More specifically, medical systems (like National Health Service or NHS in Britain) will simply collapse. Incidentally, this is the 60th anniversary of NHS and a complete review of NHS has just been announced, under the chairmanship of Sir Ara Darzi. One doubts that Darzi Committee will recommend the impossible, complete replacement of foreign doctors in NHS by the indigenous variety. Instead, because the West is now justifiably paranoid about security and terrorist threats, there will be tighter controls, not just on transit through airports, but also on relatively permanent immigration. And almost inevitably, this will involve stereotyping, labelling and generalisation, based on ethnicity and racial profiling. This already existed implicitly and de facto. Glasgow contributes towards making it explicit and de jure.

One wants to keep out the undesired and allow in the desired, reducing probability of risk to zero. But that is not how it works. Collateral damage will occur by keeping out some with no ulterior motives, simply because they fit stereotypes. There is nothing Indian government can do and perhaps this is a good thing, given subsidies on doctors and shortage in numbers. Simultaneously, entry barriers won’t necessarily keep out the undesired. The ones under suspicion now would probably have slipped through filters, because they are people like us. Before the event, who would have suspected doctors, of the medical or dissertation varieties?

That apart, there are instances of discontent within British and American nationals. It is not as if the indigenous population is risk-free. Where does that leave us? Perhaps one should go back to Hippokrates. At that time, the dominant Knidian school of medicine was based on diagnosis and because knowledge of human anatomy was imperfect, this was often wrong. The Hippocratic or Koan school turned out to be superior because it used prognosis. Knee-jerk reactions to terrorism, inevitable though they may be, hinge on diagnosis, not prognosis.

Perhaps, the new Middle Eastern Peace Envoy, who happened to be an ex-British prime minister, should find a solution. Palestine and India were divided along religious lines by the British almost 60 years ago, roughly when NHS was also set up.

From The Indian Express

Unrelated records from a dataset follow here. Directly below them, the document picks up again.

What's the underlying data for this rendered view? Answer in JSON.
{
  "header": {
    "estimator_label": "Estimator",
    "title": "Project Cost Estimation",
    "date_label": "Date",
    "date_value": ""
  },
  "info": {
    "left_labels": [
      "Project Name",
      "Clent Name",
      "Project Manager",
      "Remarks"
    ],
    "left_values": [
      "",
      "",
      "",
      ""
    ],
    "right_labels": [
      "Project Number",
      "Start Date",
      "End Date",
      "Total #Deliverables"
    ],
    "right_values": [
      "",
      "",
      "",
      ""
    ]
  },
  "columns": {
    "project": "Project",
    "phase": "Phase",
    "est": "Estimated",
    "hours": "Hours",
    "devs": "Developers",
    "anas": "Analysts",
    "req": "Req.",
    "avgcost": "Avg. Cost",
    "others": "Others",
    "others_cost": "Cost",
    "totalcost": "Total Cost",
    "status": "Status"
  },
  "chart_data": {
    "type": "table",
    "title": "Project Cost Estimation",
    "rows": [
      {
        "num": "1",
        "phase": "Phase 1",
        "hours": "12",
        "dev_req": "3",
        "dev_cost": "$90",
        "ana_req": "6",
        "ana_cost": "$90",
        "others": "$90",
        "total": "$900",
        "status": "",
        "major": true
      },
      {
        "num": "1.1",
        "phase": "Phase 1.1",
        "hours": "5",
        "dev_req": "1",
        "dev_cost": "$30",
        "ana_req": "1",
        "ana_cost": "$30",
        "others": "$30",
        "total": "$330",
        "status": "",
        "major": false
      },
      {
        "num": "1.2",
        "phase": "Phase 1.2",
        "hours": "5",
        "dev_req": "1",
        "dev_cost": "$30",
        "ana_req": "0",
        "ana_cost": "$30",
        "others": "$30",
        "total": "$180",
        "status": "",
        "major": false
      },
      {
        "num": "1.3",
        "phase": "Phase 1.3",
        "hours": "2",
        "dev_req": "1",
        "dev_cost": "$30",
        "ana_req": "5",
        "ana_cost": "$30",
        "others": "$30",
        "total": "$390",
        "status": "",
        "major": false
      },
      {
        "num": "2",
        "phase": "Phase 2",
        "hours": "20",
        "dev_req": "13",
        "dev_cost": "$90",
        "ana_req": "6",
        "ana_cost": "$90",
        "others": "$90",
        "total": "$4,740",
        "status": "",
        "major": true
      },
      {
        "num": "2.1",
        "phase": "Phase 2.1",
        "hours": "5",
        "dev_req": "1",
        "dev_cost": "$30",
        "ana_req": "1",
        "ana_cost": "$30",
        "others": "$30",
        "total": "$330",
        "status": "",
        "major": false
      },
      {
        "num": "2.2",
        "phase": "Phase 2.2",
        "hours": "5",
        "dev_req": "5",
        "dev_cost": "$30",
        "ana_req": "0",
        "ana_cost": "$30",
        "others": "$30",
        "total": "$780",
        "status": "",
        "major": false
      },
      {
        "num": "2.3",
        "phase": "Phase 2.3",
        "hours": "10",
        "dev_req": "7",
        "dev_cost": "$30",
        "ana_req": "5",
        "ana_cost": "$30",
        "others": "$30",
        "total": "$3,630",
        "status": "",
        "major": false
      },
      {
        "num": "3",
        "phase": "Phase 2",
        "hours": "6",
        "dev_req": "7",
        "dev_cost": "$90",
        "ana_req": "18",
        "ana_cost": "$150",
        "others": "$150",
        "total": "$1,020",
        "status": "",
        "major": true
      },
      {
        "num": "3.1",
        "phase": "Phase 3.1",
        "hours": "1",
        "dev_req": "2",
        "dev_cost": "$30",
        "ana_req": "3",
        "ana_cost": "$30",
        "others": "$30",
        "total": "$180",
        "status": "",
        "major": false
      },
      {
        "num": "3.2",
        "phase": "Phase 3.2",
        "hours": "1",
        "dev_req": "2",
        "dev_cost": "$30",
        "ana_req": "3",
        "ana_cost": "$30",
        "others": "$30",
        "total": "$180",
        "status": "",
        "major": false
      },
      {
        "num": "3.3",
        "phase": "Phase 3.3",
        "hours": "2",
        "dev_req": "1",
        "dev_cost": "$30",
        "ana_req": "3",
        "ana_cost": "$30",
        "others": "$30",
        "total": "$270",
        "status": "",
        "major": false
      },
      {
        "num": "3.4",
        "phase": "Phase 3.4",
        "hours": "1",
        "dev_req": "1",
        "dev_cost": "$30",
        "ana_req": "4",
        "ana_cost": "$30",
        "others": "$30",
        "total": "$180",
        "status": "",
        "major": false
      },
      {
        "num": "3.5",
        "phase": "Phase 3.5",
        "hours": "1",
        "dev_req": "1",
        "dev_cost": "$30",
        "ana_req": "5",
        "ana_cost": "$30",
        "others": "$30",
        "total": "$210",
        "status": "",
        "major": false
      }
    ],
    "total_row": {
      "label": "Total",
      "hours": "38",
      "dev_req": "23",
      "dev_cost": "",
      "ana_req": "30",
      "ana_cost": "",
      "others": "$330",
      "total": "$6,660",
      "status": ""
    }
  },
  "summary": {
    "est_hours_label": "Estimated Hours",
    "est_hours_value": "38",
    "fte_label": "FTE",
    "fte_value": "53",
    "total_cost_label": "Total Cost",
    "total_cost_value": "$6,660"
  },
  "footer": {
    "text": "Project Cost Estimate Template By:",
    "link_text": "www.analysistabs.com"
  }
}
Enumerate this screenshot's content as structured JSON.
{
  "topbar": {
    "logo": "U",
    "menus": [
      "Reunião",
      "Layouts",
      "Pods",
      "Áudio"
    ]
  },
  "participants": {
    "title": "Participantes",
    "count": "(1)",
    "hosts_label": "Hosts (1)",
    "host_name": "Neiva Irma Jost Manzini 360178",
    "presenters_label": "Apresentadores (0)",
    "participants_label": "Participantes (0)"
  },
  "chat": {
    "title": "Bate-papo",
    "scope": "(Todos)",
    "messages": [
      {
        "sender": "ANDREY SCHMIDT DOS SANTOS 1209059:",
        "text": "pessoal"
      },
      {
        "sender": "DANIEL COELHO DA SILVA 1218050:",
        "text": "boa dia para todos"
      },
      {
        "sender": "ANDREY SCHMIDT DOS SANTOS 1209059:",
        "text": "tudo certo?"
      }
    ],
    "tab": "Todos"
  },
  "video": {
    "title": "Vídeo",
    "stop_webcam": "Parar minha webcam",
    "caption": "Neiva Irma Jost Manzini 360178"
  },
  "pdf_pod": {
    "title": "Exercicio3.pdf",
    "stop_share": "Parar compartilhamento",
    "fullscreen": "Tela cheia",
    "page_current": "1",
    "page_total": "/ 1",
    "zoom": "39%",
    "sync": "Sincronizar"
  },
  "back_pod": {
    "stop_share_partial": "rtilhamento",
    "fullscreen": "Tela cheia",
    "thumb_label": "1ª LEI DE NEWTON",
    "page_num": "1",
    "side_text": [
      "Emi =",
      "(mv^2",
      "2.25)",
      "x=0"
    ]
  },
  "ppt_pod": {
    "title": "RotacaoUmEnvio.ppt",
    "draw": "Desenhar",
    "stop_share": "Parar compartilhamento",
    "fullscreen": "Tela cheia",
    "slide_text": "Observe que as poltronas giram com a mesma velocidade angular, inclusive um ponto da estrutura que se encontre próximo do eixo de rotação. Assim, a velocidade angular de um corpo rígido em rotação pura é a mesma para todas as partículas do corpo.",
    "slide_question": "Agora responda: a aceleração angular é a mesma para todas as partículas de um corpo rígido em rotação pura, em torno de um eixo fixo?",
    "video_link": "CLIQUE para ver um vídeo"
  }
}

Tuesday, August 07, 2007

Which of these makes you proud that you're an Indian?

  • India has it's first women President in 6o years yet, India's first woman IPS officer with near impeccable credentials is pipped for the top job in Delhi Police by a male two years her junior. (Link)

  • The UPA government is planning to announce Sonia Gandhi's Birthday as Girl Child Day (Link) yet some women in a village in Rajasthan are not allowed out of their houses under threat of a Rs.10,000 because one woman married a man from another caste.

  • When even women IAS officers don't seem to be safe from molesters (Link), no wonder then children continue to be sexually abused all over India (Link, Link, Link)

  • While an innocent Indian Doctor labelled a terrorist languished in an Australian jail for a month the Indian government did only lip service (Link), But in the past even foreign nationals convicted for waging war against the nation were pardoned and released on diplomatic pressure from other nations. (Link) Colonial hangover? When our government does little for the millions in India, what's one life in a foreign nation?

  • 60 years after Independence, even though punishable under law, we still have child labourers and Manual scavengers (Link)

  • The Taj Mahal was selected by a private foundation as one of the new 7 wonders a reason to rejoice? The Taj is surrounded by filth and is dying (Link)